*Exercise prompt*. Check the entries below for lines with "apparaten"; report only how many there are.

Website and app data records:
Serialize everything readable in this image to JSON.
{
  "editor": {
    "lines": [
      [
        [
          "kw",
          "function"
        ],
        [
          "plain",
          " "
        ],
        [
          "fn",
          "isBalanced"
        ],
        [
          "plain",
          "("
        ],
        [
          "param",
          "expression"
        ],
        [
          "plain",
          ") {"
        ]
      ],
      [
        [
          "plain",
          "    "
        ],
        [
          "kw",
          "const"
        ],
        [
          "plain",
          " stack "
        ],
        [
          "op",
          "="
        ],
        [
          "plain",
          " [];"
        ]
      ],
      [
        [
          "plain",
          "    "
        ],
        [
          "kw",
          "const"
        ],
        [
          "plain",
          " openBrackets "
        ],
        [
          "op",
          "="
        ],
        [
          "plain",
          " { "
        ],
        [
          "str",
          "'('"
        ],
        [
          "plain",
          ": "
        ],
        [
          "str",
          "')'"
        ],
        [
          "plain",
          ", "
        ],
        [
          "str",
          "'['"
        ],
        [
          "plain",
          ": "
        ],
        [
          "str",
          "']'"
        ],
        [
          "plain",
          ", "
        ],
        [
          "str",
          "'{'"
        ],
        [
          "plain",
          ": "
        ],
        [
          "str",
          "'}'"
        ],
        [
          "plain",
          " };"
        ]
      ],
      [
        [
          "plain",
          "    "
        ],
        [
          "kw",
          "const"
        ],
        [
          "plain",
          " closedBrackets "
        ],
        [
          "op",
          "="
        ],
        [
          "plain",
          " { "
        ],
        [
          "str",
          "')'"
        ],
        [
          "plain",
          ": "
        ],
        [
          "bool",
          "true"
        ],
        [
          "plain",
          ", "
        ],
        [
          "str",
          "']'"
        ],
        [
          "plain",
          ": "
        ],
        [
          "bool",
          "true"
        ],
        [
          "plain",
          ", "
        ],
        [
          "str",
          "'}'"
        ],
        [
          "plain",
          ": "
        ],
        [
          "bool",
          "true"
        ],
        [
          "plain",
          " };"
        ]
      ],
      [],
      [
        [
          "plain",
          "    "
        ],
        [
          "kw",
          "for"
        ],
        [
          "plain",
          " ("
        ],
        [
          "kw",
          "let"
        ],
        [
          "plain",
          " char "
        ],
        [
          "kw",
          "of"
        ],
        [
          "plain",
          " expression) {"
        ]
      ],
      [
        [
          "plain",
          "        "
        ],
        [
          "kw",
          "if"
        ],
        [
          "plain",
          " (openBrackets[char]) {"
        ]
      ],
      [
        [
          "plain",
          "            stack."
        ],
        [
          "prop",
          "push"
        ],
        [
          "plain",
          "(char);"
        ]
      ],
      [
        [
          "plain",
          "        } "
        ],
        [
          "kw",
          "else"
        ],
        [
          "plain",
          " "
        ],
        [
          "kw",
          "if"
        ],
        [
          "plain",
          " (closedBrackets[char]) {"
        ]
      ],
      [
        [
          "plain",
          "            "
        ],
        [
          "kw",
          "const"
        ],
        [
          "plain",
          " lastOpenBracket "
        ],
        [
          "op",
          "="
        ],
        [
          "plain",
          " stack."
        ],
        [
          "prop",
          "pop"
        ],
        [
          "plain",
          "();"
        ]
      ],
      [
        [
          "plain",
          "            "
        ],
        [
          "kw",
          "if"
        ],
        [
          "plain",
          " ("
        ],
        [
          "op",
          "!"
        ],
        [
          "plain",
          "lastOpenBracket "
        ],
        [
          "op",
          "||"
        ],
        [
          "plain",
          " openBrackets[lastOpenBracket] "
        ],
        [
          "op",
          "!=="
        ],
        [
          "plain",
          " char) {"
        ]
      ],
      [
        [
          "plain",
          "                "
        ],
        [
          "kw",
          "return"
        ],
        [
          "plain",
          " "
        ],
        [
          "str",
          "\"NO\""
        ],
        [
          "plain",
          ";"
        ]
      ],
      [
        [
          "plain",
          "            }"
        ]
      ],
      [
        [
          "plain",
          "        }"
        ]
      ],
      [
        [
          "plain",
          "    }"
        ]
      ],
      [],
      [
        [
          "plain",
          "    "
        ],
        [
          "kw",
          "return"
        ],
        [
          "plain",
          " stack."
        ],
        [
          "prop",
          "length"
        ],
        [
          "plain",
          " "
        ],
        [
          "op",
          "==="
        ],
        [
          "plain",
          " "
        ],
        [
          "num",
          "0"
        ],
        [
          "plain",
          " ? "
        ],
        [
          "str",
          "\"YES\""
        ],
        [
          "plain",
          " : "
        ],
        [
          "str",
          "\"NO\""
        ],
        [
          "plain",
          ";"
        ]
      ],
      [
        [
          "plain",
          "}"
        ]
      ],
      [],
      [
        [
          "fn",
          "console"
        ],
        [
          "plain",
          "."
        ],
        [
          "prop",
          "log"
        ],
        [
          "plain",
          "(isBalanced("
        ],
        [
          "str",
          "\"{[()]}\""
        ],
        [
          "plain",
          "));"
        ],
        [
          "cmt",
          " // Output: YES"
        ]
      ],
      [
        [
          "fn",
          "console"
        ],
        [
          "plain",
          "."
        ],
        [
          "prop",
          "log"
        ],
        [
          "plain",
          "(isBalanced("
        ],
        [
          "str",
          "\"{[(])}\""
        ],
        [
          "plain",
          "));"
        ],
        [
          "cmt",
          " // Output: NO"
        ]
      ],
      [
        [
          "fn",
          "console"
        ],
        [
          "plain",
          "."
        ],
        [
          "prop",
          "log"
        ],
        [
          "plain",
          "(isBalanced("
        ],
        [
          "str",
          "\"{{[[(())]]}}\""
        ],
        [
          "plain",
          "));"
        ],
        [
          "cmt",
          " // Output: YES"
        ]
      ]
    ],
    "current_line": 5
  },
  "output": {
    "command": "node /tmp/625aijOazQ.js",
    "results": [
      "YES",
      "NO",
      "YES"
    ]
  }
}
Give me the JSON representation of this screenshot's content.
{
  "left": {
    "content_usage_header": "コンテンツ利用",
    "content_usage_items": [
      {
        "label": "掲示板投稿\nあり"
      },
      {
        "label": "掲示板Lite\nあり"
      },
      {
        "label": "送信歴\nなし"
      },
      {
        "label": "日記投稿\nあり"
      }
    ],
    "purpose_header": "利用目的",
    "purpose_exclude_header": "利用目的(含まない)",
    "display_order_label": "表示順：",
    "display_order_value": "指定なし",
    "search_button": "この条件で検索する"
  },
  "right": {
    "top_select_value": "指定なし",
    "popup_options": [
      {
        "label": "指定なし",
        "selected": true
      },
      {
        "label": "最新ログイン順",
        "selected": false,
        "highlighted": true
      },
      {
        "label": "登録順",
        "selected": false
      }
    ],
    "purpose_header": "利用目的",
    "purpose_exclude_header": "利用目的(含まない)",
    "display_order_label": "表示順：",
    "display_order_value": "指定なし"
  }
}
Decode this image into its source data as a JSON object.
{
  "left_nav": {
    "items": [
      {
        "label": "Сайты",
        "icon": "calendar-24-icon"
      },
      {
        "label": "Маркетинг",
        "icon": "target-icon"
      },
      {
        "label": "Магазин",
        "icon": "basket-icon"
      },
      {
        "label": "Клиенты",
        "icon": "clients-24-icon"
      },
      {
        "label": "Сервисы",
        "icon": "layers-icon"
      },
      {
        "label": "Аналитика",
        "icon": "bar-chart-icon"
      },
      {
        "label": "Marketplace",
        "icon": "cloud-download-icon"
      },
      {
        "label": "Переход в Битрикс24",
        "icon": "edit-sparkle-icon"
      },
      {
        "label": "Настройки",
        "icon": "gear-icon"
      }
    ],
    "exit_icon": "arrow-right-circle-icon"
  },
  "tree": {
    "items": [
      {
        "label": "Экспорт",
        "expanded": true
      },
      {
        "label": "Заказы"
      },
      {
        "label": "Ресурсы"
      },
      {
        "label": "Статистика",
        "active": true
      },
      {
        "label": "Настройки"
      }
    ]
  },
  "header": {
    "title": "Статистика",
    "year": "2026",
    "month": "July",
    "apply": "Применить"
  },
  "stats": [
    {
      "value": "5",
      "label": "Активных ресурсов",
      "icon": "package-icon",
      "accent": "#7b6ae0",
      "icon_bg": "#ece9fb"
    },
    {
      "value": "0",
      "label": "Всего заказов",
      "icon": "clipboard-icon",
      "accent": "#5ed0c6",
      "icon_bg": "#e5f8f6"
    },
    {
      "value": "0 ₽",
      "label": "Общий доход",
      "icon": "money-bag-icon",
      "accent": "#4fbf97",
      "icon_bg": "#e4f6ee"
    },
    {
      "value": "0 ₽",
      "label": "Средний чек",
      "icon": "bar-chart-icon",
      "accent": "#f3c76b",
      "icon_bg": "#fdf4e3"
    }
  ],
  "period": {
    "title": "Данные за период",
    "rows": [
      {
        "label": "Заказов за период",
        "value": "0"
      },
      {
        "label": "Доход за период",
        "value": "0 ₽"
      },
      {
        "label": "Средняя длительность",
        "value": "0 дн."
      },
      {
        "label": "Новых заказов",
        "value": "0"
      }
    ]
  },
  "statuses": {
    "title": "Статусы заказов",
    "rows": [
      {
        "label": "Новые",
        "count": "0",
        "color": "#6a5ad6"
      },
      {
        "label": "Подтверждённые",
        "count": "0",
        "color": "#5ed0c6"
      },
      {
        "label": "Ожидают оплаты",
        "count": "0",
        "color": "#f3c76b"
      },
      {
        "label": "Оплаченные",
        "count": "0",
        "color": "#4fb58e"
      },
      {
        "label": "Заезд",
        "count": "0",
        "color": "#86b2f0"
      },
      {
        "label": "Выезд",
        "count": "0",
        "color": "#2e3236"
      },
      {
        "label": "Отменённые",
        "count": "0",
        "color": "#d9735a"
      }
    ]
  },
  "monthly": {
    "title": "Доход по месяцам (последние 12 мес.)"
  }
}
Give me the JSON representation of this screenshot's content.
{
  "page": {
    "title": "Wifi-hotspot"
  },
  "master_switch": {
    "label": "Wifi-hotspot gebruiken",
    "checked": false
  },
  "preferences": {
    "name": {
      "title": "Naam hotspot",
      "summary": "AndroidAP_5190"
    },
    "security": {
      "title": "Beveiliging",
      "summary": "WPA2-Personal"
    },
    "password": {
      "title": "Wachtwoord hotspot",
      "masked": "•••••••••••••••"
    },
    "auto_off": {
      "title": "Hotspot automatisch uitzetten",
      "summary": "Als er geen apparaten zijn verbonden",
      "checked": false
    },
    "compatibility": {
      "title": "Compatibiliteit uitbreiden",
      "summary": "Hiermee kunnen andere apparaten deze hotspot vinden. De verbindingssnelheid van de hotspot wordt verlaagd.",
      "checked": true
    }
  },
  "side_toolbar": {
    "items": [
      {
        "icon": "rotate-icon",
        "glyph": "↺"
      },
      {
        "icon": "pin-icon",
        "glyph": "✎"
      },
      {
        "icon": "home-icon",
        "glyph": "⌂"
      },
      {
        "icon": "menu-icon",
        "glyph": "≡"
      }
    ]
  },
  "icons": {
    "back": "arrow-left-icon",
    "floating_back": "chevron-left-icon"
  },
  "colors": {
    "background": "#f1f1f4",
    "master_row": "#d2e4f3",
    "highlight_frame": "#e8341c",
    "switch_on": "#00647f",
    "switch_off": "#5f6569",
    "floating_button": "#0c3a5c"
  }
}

*Answer area*. 2